The fight against threats to the homeland has even hit the ballot box. Yesterday, Oklahoma voters weighed in on prohibiting sharia, the Islamic system of law under which, for instance, a thief might have his hand cut off. The "Save Our State" amendment was proposed by Republican state representative Rex Duncan to protect against real threats such as higher taxes for the wealthy, health care for all and various efforts to mitigate global warming. Sharia, of course, like any system of religious law, is already prohibited by the U.S. constitution under the separation of church and state provision currently refudiated by leading Republicans. But that doesn't mean it's not a grave threat to our justice system. Under sharia, being stoned is the penalty for adultery, not the cause of it. Animals used for meat must be humanely slaughtered, which would destroy our pork and chicken industries. And every Muslim living above subsistence level must pay an annual poor tax, calculated by the wealth, not income, of the individual. Rep. Duncan is right to be alarmed.
This is a serious issue, reminiscent of the great leprechaun panic at the turn of the 20th century, during which tiny little signs were posted at Ellis Island stating "you must be this tall to enter here." Already reports have surfaced of bundles of sharia being smuggled inside checked luggage, with the address tags cleverly altered to read "Oklahoma State Courthouse." The entire Muslim population of Oklahoma, Qusay and Rahib, protested that they had only planned to impose sharia in the little skinny portion of the state hanging out on the left side, but they appear to have been thwarted.

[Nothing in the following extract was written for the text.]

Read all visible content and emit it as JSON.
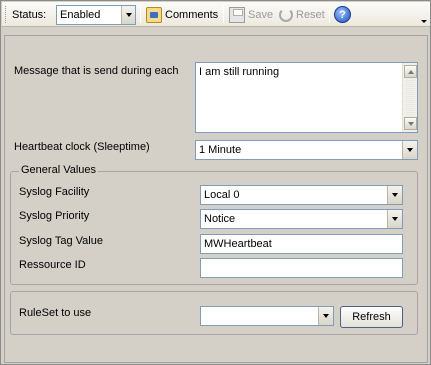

In an interview, Rahib, disappointed that he will not enjoy the four wives he might have been allowed under sharia, says he plans to spend a lot of time in line at the airport.
The push to redundantly outlaw sharia law in constitutions across the country is becoming widespread. Americans had been relatively calm about their own Muslim population until agitated by the likes of Rep. Duncan and Newt Gingrich. This has led to counter-efforts on the part of liberals to repeal Newton's First Law of Motion, which states that "every body remains in a state of rest unless it is acted on by an external, unbalanced force."
I think it is a shame. There are some aspects of sharia law that might come in handy. I believe that if some politician is able to come in and stir up the rankest emotions of our populace to no purpose other than personal advancement, we should be able to cut off his money.